While Springs of Hope isn’t a certified organic dairy, it uses sustainable agricultural practices, such as recycling manure and refraining from giving soy, corn or genetically modified feed to its animals. Wray also said he doesn’t use hormones, chemical fertilizers, herbicides or pesticides on the property, which includes 50 acres of pasture surrounded by woods.
Last fall, in order to accommodate growth, the ranch completed a barn addition, more than doubling storage space for hay and compost.
While Springs of Hope yogurt is pasteurized – it must be in order for it to set – all other dairy products at the creamery are raw, providing – Wray said – “an alternative to drinking processed milk.”
Springs of Hope raw whole milk is “completely unprocessed. It goes from the cow into the tank into the jug to the stores.”
Advocates prize raw milk for its probiotics, enzymes, antibodies and rich, fresh taste. They also contend it tastes better and is better for you than its pasteurized counterpart.
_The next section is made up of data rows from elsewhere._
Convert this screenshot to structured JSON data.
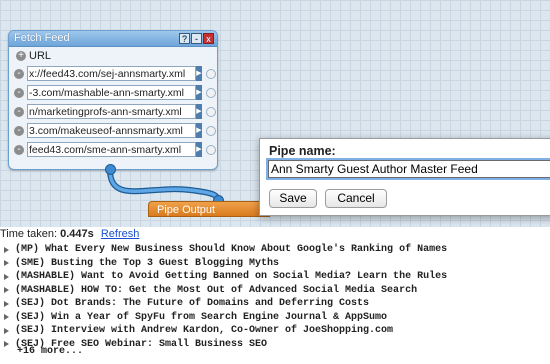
{
  "module": {
    "title": "Fetch Feed",
    "help_icon": "?",
    "minimize_icon": "-",
    "close_icon": "x",
    "add_icon": "+",
    "remove_icon": "-",
    "url_label": "URL",
    "feeds": [
      "x://feed43.com/sej-annsmarty.xml",
      "-3.com/mashable-ann-smarty.xml",
      "n/marketingprofs-ann-smarty.xml",
      "3.com/makeuseof-annsmarty.xml",
      "feed43.com/sme-ann-smarty.xml"
    ]
  },
  "pipe_output": {
    "label": "Pipe Output"
  },
  "dialog": {
    "label": "Pipe name:",
    "value": "Ann Smarty Guest Author Master Feed",
    "save_label": "Save",
    "cancel_label": "Cancel"
  },
  "output": {
    "time_label": "Time taken:",
    "time_value": "0.447s",
    "refresh_label": "Refresh",
    "items": [
      "(MP) What Every New Business Should Know About Google's Ranking of Names",
      "(SME) Busting the Top 3 Guest Blogging Myths",
      "(MASHABLE) Want to Avoid Getting Banned on Social Media? Learn the Rules",
      "(MASHABLE) HOW TO: Get the Most Out of Advanced Social Media Search",
      "(SEJ) Dot Brands: The Future of Domains and Deferring Costs",
      "(SEJ) Win a Year of SpyFu from Search Engine Journal & AppSumo",
      "(SEJ) Interview with Andrew Kardon, Co-Owner of JoeShopping.com",
      "(SEJ) Free SEO Webinar: Small Business SEO"
    ],
    "more_label": "+16 more..."
  },
  "colors": {
    "canvas": "#dce6ef",
    "module_border": "#6a9fd0",
    "pipe_output": "#e08a2c",
    "wire": "#3e89cf",
    "link": "#1a4fd1"
  }
}
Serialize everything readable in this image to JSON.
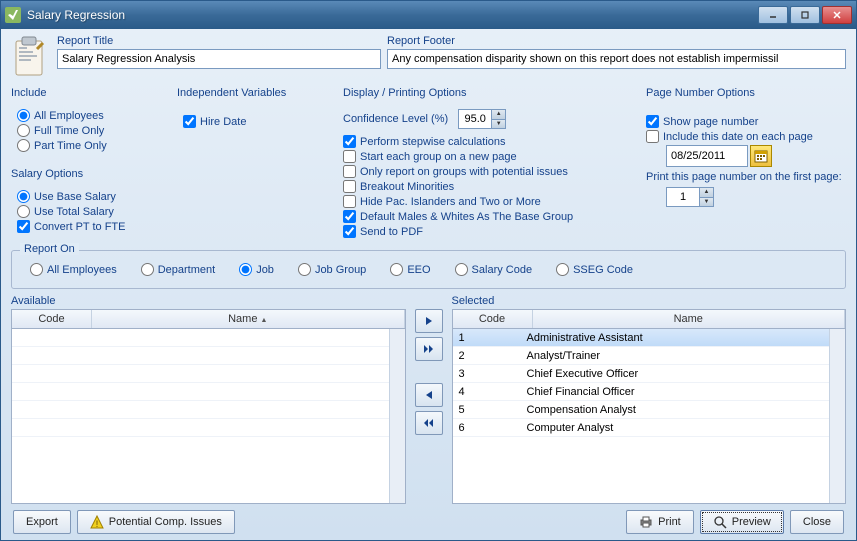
{
  "window": {
    "title": "Salary Regression"
  },
  "report": {
    "title_label": "Report Title",
    "title_value": "Salary Regression Analysis",
    "footer_label": "Report Footer",
    "footer_value": "Any compensation disparity shown on this report does not establish impermissil"
  },
  "include": {
    "group_label": "Include",
    "all": "All Employees",
    "full": "Full Time Only",
    "part": "Part Time Only",
    "selected": "all"
  },
  "independent": {
    "group_label": "Independent Variables",
    "hire_date": "Hire Date",
    "hire_date_checked": true
  },
  "salary_options": {
    "group_label": "Salary Options",
    "base": "Use Base Salary",
    "total": "Use Total Salary",
    "convert": "Convert PT to FTE",
    "selected": "base",
    "convert_checked": true
  },
  "display": {
    "group_label": "Display / Printing Options",
    "confidence_label": "Confidence Level (%)",
    "confidence_value": "95.0",
    "opts": [
      {
        "label": "Perform stepwise calculations",
        "checked": true
      },
      {
        "label": "Start each group on a new page",
        "checked": false
      },
      {
        "label": "Only report on groups with potential issues",
        "checked": false
      },
      {
        "label": "Breakout Minorities",
        "checked": false
      },
      {
        "label": "Hide Pac. Islanders and Two or More",
        "checked": false
      },
      {
        "label": "Default Males & Whites As The Base Group",
        "checked": true
      },
      {
        "label": "Send to PDF",
        "checked": true
      }
    ]
  },
  "page_number": {
    "group_label": "Page Number Options",
    "show": "Show page number",
    "show_checked": true,
    "include_date": "Include this date on each page",
    "include_date_checked": false,
    "date_value": "08/25/2011",
    "print_first_label": "Print this page number on the first page:",
    "print_first_value": "1"
  },
  "report_on": {
    "group_label": "Report On",
    "options": [
      "All Employees",
      "Department",
      "Job",
      "Job Group",
      "EEO",
      "Salary Code",
      "SSEG Code"
    ],
    "selected": "Job"
  },
  "lists": {
    "available_label": "Available",
    "selected_label": "Selected",
    "col_code": "Code",
    "col_name": "Name",
    "available": [],
    "selected": [
      {
        "code": "1",
        "name": "Administrative Assistant",
        "highlighted": true
      },
      {
        "code": "2",
        "name": "Analyst/Trainer",
        "highlighted": false
      },
      {
        "code": "3",
        "name": "Chief Executive Officer",
        "highlighted": false
      },
      {
        "code": "4",
        "name": "Chief Financial Officer",
        "highlighted": false
      },
      {
        "code": "5",
        "name": "Compensation Analyst",
        "highlighted": false
      },
      {
        "code": "6",
        "name": "Computer Analyst",
        "highlighted": false
      }
    ]
  },
  "buttons": {
    "export": "Export",
    "potential": "Potential Comp. Issues",
    "print": "Print",
    "preview": "Preview",
    "close": "Close"
  }
}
However, the Centers for Disease Control and Prevention, U.S. Department of Agriculture and the Washington Department of Health caution against the consumption of raw milk.
“While it is possible to get foodborne illnesses from many different foods, raw milk is one of the riskiest of all,” according to the DOH website.
Raw milk made headlines last month when the American Academy of Pediatrics endorsed a nationwide ban on the sale of raw dairy products in a policy statement.
Pasteurization – heating milk to a temperature that kills bacteria like E. coli, salmonella and listeria – began in the late 1800s and became standard practice by the mid-20th century.
Today, Washington and Idaho are two of the 11 states that allow retail sales of raw milk; Oregon allows retail sale of raw sheep and goat milk. Most states allow raw milk sales in a limited capacity, such as at farm stands.
Still, its popularity is growing, despite the higher price. The cost of a gallon of pasteurized milk is about $4, compared to upward of $10 for a gallon of raw milk. It’s not unusual to see half-gallons of raw milk for $6 or $7.
Fans, like 28-year-old Spokane Valley mom Teresa Webb, believe raw milk is worth the higher price.
“It’s rich, wholesome, fresh. It’s a lot healthier. All the good bacteria and enzymes are not pasteurized out of it,” said Webb, who toured Springs of Hope last fall. She buys the creamery’s whole milk at Pilgrim’s Market in Coeur d’Alene and wanted to see where her food comes from.
Most of the herd at Springs of Hope is registered Brown Swiss.
“They’re hardier. They’re able to handle the cold weather better,” said 36-year-old dairy manager Brad Miller, Wray’s son-in-law and the only salaried employee at Springs of Hope. Everyone else is a volunteer, including church members who come from around the country to help.
The creamery produces about 80 gallons of milk per day.
“We have our own on-site lab, and we do daily testing of our milk,” said Wray, who is aware of the government’s and other groups’ concerns about raw milk.
“Raw milk is a living product,” Wray said. “It’s full of natural enzymes and bacteria that aid digestion. A lot of people that are lactose intolerant or can’t drink milk will drink our product and say they feel fine. We drink the milk ourselves. We want a healthy product for our family. And we want to supply that to the community.”
Springs of Hope plans to expand to about 30 cows and add cheese made from whole raw milk this year. Test batches of mozzarella and cheddar have already been in the works.
Meantime, the creamery is trying to keep up with demand.
“It’s taken off,” Wray said. “That’s a good problem.”